Restless Leg Syndrome, unlike Periodic Limb Movement Disorder, is voluntary. Patients describe the sensation, in the limbs, as a burning or tugging. This burning and tugging sensation leads to voluntary movement, by the sufferer, of the affected limb in an effort to relieve the annoying sensation. While movement is a relief, it is only a temporary remedy. This contrasts to the Periodic Limb Disorder in that PLMB results in involuntary movement by the sufferer.
With subjective complaints by the patient, the physician, in an effort to confirm a Restless Leg Syndrome diagnosis, may perform a variety of tests. These tests are ordered and completed in an effort to rule out other conditions which may exhibit symptoms similar to Restless Leg Syndrome. Such tests may include blood work to exclude diabetes, anemia or renal dysfunction and diagnostic nerve studies to rule out neuropathy of some other orgin. Additionally, sleep studies may be performed to determine what, if any, impact the Restless Leg Syndrome has on the patient’s ability to sleep.

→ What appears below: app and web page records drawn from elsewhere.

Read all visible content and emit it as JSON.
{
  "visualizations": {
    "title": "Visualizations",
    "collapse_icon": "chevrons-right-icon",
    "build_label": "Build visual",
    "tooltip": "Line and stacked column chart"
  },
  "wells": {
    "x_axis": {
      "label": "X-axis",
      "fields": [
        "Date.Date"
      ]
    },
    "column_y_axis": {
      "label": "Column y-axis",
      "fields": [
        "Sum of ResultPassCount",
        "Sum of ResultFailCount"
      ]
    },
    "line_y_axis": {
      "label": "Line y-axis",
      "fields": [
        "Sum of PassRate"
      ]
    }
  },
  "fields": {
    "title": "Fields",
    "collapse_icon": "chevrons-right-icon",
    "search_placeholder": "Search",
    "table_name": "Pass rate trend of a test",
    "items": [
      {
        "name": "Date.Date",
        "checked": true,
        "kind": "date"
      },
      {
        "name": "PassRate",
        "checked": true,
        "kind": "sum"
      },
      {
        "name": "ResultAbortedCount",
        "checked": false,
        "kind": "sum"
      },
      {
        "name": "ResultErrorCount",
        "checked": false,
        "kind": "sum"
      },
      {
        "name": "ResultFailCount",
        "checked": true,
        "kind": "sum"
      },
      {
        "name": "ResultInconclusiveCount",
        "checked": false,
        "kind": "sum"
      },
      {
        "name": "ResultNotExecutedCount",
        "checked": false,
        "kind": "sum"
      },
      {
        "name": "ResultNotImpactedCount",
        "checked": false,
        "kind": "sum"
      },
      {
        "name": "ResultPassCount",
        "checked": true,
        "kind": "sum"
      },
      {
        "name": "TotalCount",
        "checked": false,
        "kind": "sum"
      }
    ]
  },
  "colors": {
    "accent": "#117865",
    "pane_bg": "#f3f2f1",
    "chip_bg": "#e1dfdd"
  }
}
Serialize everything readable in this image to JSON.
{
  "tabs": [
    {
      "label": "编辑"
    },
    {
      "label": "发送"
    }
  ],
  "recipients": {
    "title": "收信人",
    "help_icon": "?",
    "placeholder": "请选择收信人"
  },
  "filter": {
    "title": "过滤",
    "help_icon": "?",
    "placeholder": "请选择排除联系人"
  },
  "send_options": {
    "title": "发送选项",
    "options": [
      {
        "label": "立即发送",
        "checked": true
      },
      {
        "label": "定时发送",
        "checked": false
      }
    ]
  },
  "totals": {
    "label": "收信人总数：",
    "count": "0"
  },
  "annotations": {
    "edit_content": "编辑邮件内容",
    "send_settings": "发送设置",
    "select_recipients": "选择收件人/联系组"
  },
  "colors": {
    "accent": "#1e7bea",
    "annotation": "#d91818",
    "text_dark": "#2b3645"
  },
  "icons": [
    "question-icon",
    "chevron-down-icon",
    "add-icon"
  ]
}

More often than not, the patient suffering from Restless Leg Syndrome will find the burning and tugging sensation is more common in the legs than in the upper body. The sensation is generally greater in the evening and more common when lying down. For this reason, may sufferers of Restless Leg Syndrome will seek treatment when symptoms are at such a level so as to disturb sleep, resulting in fatigue, inability to focus during the day, decreased sex drive and decreased memory.
When positively diagnosed with Restless Leg Syndrome, and no other underlying condition exists, the physician will generally recommend basic lifestyle changes including the elimination of caffeine, tobacco and alcohol from the diet and daily activities. In addition to lifestyle changes, the physician may recommend an increase in folate, iron and magnesium through vitamin and mineral supplements. When these alternative approaches do not yield the necessary results, the physician may begin a medical treatment program involving the use of medications commonly used to treat Parkinson’s Disease. Known as dopaminergics, these medications work to reduce the level of symptoms but are not successful in every case. In cases with continued Restless Leg Syndrome symptoms, the physician will modify the prescription options available.
For sufferers of Restless Leg Syndrome, the key to recovery lies in the confirmation of the diagnosis. Often underdiagnosed, many Restless Leg Syndrome sufferers do not seek out the treatment so desperately needed to improve the quality of life until symptoms are severe enough to inhibit daily living and impair job performance. When consulting a physician, regarding Restless Leg Syndrome, request a variety of diagnostic studies to rule out other complicating conditions. If results are negative, follow dietary modifications, increase vitamin and mineral supplements and discuss the use of dopaminergics with the physician. By doing so, the fatigue, decreased sex drive and decreased concentration and memory, associated with Restless Leg Syndrome, will be improved and a full night of sleep will be restored.